REQUIREMENT
Lift out each line of the data that holds "size".

---- STUDY MATERIAL

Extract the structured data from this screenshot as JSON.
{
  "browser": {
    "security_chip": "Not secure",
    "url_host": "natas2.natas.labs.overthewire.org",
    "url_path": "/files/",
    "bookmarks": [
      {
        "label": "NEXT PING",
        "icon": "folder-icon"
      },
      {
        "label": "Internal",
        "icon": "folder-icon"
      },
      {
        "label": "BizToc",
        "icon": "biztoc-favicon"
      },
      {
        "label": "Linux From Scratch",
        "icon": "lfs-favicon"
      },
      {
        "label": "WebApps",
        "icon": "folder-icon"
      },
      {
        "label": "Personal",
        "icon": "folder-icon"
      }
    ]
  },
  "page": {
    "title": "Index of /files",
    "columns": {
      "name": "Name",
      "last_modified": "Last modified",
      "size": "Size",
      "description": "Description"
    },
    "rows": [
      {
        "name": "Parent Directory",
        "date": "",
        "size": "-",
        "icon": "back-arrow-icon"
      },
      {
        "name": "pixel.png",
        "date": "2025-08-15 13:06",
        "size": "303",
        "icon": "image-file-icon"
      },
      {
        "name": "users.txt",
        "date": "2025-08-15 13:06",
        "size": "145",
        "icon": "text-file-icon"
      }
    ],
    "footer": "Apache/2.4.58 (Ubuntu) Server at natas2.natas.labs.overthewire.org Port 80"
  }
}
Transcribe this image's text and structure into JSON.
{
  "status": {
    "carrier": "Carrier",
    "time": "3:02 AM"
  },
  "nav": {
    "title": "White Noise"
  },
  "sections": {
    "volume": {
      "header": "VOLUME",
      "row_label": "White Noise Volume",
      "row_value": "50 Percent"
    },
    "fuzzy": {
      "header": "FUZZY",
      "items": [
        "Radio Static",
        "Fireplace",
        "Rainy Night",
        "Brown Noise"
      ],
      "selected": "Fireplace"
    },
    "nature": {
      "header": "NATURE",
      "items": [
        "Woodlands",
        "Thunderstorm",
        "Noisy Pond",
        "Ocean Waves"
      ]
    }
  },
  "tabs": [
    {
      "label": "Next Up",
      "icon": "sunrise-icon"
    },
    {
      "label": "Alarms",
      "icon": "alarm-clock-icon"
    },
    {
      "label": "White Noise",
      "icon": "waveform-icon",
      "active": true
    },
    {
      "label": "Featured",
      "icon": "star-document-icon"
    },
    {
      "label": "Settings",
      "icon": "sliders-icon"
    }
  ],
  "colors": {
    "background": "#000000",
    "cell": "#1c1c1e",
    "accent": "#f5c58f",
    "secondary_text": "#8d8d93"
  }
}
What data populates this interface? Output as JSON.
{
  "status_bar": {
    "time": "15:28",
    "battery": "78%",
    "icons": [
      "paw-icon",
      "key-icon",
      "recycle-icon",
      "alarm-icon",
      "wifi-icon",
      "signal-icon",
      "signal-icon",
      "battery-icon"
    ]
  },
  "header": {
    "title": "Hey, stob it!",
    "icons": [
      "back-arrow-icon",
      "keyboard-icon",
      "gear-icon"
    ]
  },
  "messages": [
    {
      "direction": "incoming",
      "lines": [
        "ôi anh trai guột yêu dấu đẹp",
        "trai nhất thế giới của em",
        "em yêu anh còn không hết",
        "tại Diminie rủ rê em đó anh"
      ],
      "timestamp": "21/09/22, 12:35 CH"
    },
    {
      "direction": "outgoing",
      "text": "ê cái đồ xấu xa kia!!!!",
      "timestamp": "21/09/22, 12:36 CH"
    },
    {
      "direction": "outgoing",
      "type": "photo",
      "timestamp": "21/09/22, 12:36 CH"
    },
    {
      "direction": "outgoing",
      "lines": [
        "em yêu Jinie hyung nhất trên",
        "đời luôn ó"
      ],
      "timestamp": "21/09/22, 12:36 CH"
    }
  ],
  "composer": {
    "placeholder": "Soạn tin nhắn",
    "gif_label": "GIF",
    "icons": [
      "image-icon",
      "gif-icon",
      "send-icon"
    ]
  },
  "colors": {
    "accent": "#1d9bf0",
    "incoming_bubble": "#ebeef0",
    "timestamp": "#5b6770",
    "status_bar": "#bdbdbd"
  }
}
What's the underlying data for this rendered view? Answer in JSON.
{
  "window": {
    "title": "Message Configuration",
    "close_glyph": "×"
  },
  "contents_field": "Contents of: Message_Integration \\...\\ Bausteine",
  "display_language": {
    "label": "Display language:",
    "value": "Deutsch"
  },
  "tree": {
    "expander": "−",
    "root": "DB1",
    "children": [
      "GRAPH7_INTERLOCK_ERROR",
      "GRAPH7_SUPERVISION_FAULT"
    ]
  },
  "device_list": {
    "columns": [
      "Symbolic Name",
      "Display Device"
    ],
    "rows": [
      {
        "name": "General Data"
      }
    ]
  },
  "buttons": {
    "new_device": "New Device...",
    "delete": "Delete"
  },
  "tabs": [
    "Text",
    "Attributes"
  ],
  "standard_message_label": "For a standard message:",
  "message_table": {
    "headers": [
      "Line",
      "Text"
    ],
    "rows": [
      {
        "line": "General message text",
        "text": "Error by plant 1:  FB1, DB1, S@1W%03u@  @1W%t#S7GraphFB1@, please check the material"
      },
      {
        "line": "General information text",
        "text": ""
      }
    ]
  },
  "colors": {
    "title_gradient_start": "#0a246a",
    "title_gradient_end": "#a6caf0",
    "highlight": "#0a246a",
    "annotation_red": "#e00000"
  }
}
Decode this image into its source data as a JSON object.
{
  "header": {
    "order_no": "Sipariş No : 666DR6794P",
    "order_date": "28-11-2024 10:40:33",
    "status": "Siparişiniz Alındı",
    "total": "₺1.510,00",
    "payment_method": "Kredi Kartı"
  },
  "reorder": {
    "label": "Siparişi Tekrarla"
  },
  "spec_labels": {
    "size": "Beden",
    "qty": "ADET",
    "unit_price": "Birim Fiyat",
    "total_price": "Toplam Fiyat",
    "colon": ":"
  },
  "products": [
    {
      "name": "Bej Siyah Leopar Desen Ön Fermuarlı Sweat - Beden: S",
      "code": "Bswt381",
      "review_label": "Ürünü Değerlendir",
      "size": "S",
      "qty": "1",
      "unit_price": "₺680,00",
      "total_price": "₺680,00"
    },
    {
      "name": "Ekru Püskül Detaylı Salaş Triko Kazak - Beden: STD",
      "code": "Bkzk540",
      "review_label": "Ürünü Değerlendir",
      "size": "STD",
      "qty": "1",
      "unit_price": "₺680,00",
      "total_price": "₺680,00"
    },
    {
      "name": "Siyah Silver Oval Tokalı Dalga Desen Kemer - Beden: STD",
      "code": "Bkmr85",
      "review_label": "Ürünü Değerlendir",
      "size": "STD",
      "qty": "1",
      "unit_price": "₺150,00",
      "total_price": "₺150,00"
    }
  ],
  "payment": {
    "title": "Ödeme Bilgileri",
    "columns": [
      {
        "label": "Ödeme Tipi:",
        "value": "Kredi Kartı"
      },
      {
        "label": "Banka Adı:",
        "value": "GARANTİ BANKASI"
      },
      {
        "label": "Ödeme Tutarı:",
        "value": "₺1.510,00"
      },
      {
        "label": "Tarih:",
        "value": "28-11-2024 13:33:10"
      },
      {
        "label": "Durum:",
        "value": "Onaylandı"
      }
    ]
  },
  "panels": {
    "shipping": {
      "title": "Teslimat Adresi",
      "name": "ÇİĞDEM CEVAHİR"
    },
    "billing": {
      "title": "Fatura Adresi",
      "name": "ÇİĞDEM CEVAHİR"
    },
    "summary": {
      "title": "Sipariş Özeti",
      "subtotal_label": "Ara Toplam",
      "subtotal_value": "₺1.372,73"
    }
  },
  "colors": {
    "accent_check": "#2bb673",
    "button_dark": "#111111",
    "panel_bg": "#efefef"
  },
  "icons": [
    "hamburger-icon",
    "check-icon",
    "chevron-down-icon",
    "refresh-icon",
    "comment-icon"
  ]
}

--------

YOUR RESPONSE
      "size": "Size",
        "size": "-",
        "size": "303",
        "size": "145",
    "size": "Beden",
      "size": "S",
      "size": "STD",
      "size": "STD",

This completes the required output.